§ GOAL OF THE EXERCISE
Every line of the data must be retyped exactly as it stands.

§ DATASET ENTRIES
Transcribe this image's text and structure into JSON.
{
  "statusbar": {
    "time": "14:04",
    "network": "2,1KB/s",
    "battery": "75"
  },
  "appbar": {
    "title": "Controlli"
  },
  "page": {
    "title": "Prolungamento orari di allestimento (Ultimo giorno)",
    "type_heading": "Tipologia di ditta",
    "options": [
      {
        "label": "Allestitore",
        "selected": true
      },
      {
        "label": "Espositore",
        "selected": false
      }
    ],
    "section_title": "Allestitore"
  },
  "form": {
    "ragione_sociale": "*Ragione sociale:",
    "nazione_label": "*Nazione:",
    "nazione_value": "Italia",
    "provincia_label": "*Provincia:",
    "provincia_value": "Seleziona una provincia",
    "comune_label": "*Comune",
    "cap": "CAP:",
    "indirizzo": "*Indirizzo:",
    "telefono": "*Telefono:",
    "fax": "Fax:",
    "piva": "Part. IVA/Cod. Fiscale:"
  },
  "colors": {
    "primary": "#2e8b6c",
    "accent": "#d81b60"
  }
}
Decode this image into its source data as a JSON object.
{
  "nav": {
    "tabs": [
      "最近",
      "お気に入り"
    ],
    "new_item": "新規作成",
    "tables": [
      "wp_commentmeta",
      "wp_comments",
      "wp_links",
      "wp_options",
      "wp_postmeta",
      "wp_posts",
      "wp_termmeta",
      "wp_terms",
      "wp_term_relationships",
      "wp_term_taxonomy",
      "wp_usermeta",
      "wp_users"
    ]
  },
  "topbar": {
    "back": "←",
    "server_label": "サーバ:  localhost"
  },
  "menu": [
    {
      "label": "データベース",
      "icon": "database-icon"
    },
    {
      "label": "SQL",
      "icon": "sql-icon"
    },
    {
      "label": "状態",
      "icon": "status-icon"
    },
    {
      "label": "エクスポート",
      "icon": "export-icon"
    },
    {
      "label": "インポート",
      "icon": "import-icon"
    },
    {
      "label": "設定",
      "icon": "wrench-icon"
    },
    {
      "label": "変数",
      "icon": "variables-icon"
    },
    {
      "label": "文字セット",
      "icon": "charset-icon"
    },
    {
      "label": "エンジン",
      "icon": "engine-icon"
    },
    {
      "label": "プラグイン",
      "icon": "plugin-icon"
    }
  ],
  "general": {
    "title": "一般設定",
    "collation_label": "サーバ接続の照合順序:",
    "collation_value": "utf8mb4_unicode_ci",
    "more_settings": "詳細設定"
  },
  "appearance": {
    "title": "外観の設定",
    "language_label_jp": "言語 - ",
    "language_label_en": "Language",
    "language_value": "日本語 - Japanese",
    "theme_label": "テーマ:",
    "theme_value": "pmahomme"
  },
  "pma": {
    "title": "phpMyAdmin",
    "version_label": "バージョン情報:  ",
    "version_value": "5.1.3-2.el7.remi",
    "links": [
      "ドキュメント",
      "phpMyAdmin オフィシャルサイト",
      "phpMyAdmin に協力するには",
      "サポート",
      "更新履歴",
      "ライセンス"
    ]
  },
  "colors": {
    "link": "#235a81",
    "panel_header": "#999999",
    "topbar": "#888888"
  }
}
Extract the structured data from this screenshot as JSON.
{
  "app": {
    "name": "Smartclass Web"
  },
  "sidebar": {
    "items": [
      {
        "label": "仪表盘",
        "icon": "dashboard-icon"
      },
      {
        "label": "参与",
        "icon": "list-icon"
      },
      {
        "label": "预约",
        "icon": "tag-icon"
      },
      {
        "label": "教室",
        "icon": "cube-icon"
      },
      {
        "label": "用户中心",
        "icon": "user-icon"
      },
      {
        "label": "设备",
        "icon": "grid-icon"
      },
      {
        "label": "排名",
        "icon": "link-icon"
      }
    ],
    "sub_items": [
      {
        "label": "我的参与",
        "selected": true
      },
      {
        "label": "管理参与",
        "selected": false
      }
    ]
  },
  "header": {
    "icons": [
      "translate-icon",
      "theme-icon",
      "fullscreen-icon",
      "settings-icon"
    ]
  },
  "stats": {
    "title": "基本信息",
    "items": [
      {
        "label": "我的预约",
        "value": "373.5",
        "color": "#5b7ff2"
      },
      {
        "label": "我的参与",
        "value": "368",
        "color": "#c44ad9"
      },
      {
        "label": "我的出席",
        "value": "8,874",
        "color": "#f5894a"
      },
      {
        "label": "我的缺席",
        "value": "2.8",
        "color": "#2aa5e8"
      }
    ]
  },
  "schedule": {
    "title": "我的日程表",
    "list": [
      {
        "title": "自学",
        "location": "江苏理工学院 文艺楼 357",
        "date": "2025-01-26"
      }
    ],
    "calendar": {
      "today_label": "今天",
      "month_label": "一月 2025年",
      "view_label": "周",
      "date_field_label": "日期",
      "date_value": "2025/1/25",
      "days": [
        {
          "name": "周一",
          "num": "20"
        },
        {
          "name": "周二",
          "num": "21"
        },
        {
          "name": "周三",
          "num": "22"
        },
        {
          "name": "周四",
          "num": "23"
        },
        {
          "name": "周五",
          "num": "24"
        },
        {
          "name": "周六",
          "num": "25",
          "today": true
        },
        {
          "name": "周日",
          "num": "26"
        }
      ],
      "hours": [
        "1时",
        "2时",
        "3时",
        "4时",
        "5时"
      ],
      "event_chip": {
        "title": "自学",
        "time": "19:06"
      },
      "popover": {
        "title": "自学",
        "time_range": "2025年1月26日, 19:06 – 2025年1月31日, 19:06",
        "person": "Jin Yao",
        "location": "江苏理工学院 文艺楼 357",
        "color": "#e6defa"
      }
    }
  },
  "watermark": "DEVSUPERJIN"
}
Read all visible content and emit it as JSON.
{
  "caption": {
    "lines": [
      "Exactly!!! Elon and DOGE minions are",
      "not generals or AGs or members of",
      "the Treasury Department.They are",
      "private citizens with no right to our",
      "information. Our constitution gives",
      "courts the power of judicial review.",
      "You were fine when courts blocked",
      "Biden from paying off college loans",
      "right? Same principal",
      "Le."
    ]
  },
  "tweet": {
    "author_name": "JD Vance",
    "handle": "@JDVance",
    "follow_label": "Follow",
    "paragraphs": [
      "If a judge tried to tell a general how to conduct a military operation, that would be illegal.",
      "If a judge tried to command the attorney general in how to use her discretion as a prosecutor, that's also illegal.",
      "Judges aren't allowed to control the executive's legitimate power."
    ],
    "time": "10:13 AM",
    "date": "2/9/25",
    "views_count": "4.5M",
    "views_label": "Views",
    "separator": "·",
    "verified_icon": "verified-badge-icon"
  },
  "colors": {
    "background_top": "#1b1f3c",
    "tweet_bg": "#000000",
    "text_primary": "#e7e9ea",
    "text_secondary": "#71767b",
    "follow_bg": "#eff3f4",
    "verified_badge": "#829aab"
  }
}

§ SOLUTION TO THIS EXERCISE
Transcribe this image's text and structure into JSON.
{
  "statusbar": {
    "time": "14:04",
    "network": "2,1KB/s",
    "battery": "75"
  },
  "appbar": {
    "title": "Controlli"
  },
  "page": {
    "title": "Prolungamento orari di allestimento (Ultimo giorno)",
    "type_heading": "Tipologia di ditta",
    "options": [
      {
        "label": "Allestitore",
        "selected": true
      },
      {
        "label": "Espositore",
        "selected": false
      }
    ],
    "section_title": "Allestitore"
  },
  "form": {
    "ragione_sociale": "*Ragione sociale:",
    "nazione_label": "*Nazione:",
    "nazione_value": "Italia",
    "provincia_label": "*Provincia:",
    "provincia_value": "Seleziona una provincia",
    "comune_label": "*Comune",
    "cap": "CAP:",
    "indirizzo": "*Indirizzo:",
    "telefono": "*Telefono:",
    "fax": "Fax:",
    "piva": "Part. IVA/Cod. Fiscale:"
  },
  "colors": {
    "primary": "#2e8b6c",
    "accent": "#d81b60"
  }
}
Decode this image into its source data as a JSON object.
{
  "nav": {
    "tabs": [
      "最近",
      "お気に入り"
    ],
    "new_item": "新規作成",
    "tables": [
      "wp_commentmeta",
      "wp_comments",
      "wp_links",
      "wp_options",
      "wp_postmeta",
      "wp_posts",
      "wp_termmeta",
      "wp_terms",
      "wp_term_relationships",
      "wp_term_taxonomy",
      "wp_usermeta",
      "wp_users"
    ]
  },
  "topbar": {
    "back": "←",
    "server_label": "サーバ:  localhost"
  },
  "menu": [
    {
      "label": "データベース",
      "icon": "database-icon"
    },
    {
      "label": "SQL",
      "icon": "sql-icon"
    },
    {
      "label": "状態",
      "icon": "status-icon"
    },
    {
      "label": "エクスポート",
      "icon": "export-icon"
    },
    {
      "label": "インポート",
      "icon": "import-icon"
    },
    {
      "label": "設定",
      "icon": "wrench-icon"
    },
    {
      "label": "変数",
      "icon": "variables-icon"
    },
    {
      "label": "文字セット",
      "icon": "charset-icon"
    },
    {
      "label": "エンジン",
      "icon": "engine-icon"
    },
    {
      "label": "プラグイン",
      "icon": "plugin-icon"
    }
  ],
  "general": {
    "title": "一般設定",
    "collation_label": "サーバ接続の照合順序:",
    "collation_value": "utf8mb4_unicode_ci",
    "more_settings": "詳細設定"
  },
  "appearance": {
    "title": "外観の設定",
    "language_label_jp": "言語 - ",
    "language_label_en": "Language",
    "language_value": "日本語 - Japanese",
    "theme_label": "テーマ:",
    "theme_value": "pmahomme"
  },
  "pma": {
    "title": "phpMyAdmin",
    "version_label": "バージョン情報:  ",
    "version_value": "5.1.3-2.el7.remi",
    "links": [
      "ドキュメント",
      "phpMyAdmin オフィシャルサイト",
      "phpMyAdmin に協力するには",
      "サポート",
      "更新履歴",
      "ライセンス"
    ]
  },
  "colors": {
    "link": "#235a81",
    "panel_header": "#999999",
    "topbar": "#888888"
  }
}
Extract the structured data from this screenshot as JSON.
{
  "app": {
    "name": "Smartclass Web"
  },
  "sidebar": {
    "items": [
      {
        "label": "仪表盘",
        "icon": "dashboard-icon"
      },
      {
        "label": "参与",
        "icon": "list-icon"
      },
      {
        "label": "预约",
        "icon": "tag-icon"
      },
      {
        "label": "教室",
        "icon": "cube-icon"
      },
      {
        "label": "用户中心",
        "icon": "user-icon"
      },
      {
        "label": "设备",
        "icon": "grid-icon"
      },
      {
        "label": "排名",
        "icon": "link-icon"
      }
    ],
    "sub_items": [
      {
        "label": "我的参与",
        "selected": true
      },
      {
        "label": "管理参与",
        "selected": false
      }
    ]
  },
  "header": {
    "icons": [
      "translate-icon",
      "theme-icon",
      "fullscreen-icon",
      "settings-icon"
    ]
  },
  "stats": {
    "title": "基本信息",
    "items": [
      {
        "label": "我的预约",
        "value": "373.5",
        "color": "#5b7ff2"
      },
      {
        "label": "我的参与",
        "value": "368",
        "color": "#c44ad9"
      },
      {
        "label": "我的出席",
        "value": "8,874",
        "color": "#f5894a"
      },
      {
        "label": "我的缺席",
        "value": "2.8",
        "color": "#2aa5e8"
      }
    ]
  },
  "schedule": {
    "title": "我的日程表",
    "list": [
      {
        "title": "自学",
        "location": "江苏理工学院 文艺楼 357",
        "date": "2025-01-26"
      }
    ],
    "calendar": {
      "today_label": "今天",
      "month_label": "一月 2025年",
      "view_label": "周",
      "date_field_label": "日期",
      "date_value": "2025/1/25",
      "days": [
        {
          "name": "周一",
          "num": "20"
        },
        {
          "name": "周二",
          "num": "21"
        },
        {
          "name": "周三",
          "num": "22"
        },
        {
          "name": "周四",
          "num": "23"
        },
        {
          "name": "周五",
          "num": "24"
        },
        {
          "name": "周六",
          "num": "25",
          "today": true
        },
        {
          "name": "周日",
          "num": "26"
        }
      ],
      "hours": [
        "1时",
        "2时",
        "3时",
        "4时",
        "5时"
      ],
      "event_chip": {
        "title": "自学",
        "time": "19:06"
      },
      "popover": {
        "title": "自学",
        "time_range": "2025年1月26日, 19:06 – 2025年1月31日, 19:06",
        "person": "Jin Yao",
        "location": "江苏理工学院 文艺楼 357",
        "color": "#e6defa"
      }
    }
  },
  "watermark": "DEVSUPERJIN"
}
Read all visible content and emit it as JSON.
{
  "caption": {
    "lines": [
      "Exactly!!! Elon and DOGE minions are",
      "not generals or AGs or members of",
      "the Treasury Department.They are",
      "private citizens with no right to our",
      "information. Our constitution gives",
      "courts the power of judicial review.",
      "You were fine when courts blocked",
      "Biden from paying off college loans",
      "right? Same principal",
      "Le."
    ]
  },
  "tweet": {
    "author_name": "JD Vance",
    "handle": "@JDVance",
    "follow_label": "Follow",
    "paragraphs": [
      "If a judge tried to tell a general how to conduct a military operation, that would be illegal.",
      "If a judge tried to command the attorney general in how to use her discretion as a prosecutor, that's also illegal.",
      "Judges aren't allowed to control the executive's legitimate power."
    ],
    "time": "10:13 AM",
    "date": "2/9/25",
    "views_count": "4.5M",
    "views_label": "Views",
    "separator": "·",
    "verified_icon": "verified-badge-icon"
  },
  "colors": {
    "background_top": "#1b1f3c",
    "tweet_bg": "#000000",
    "text_primary": "#e7e9ea",
    "text_secondary": "#71767b",
    "follow_bg": "#eff3f4",
    "verified_badge": "#829aab"
  }
}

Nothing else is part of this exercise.